Superman #7 // Review
Superboy returns in Superman #7, by writer Brian Michael Bendis, artists Ivan Reis, Brandon Peterson, and Jason Fabok, inker Oclair Albert, colorist Alex Sinclair, and letterers Josh Reed and Carlos M. Mangual. A lot of fans have been both looking forward to and dreading the return of Superboy since Bendis’ run started and this issues begins the story of how ten year old Jon left and came back a teenager. Will fans still be outraged by the end of this arc or will Bendis be able to stick the landing?
Superman and Jon reunite, hugging and talking about what has happened. Jon asks about his Mother and Clark takes him to her. Together, they tell the story of the beginning of their journey with Jor-El. After helping save some children from intergalactic slavers, Lois decides to leave and go back to Earth. At this point in the story, Jon intimates that not everything was what it seemed with Jor-El and tells Superman they have to find a way to stop him.

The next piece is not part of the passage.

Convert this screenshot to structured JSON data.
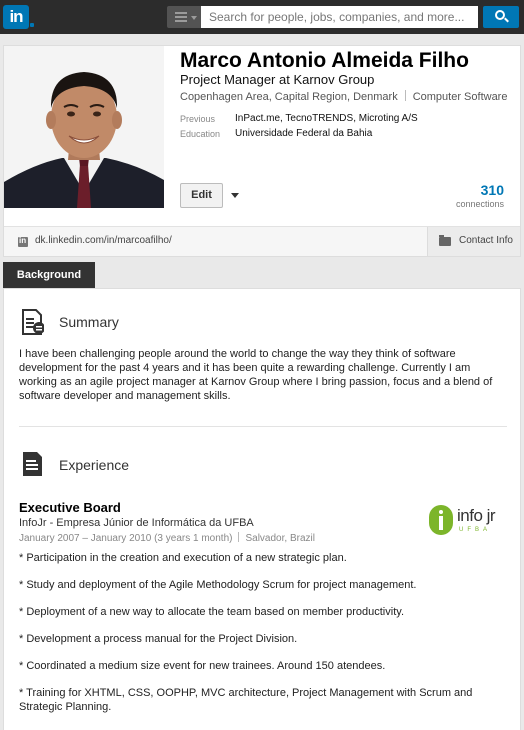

Since Bendis broke up the Kent family at the end of Man Of Steel, fans have not been happy. One of the key parts of the Rebirth era Superman books was the family and the way it worked together. Fans got used to this unit and the way they worked together and got mad when Bendis threw it all away. The weird thing about it is he didn’t keep the family apart too long and in retrospect that makes the whole thing feel rather cheap and manipulative. It was a status quo change for its own sake and it wasn’t particularly needed. Nothing about the stories Bendis has been telling in either Superman book have benefitted from it. When fans started to see the cover images for the upcoming issues, with a teenage Jon looking all edgy, they got even angrier than they were before.
As far as this particular issue goes, that anger seems unfounded. Right now, Jon just seems like an older version of the character fans grew to love. There’s definitely more going on than meets the eye, but at this point, Bendis has not destroyed the character of Jon. He’s not become some “teenage edgelord”. So far. In fact, as far as it goes, this story is quite entertaining. There’s some wonky dialogue in a few places, but overall, it’s a good issue.
The art is, as always on this book, top notch. Reis starts and ends the book with the present day bookends and Brandon Peterson does the majority of the flashbacks with Fabok doing one page that references panels from his issue of Man Of Steel. Peterson’s art gets a little wooden on an action spread, but other than that, he does a great job with the more sci-fi elements of the flashbacks.
Superman #7 takes something that a lot of fans are up in arms about and handles it rather gracefully. Fans reading through the book, hoping to find Bendis destroying Jon for his own sake are going to be in for a disappointment. This isn’t a groundbreaking book; most of the stuff in here feels like things most fans have already figured out, but it’s well told and the art is mostly great. This was a classic Bendis info dump book, but it doesn’t suffer from his penchant for long winded, boring dialogue and it works to hopefully keep readers coming back to see what comes next. This is a good comic and hopefully fans can look past their own prejudices and give it a chance.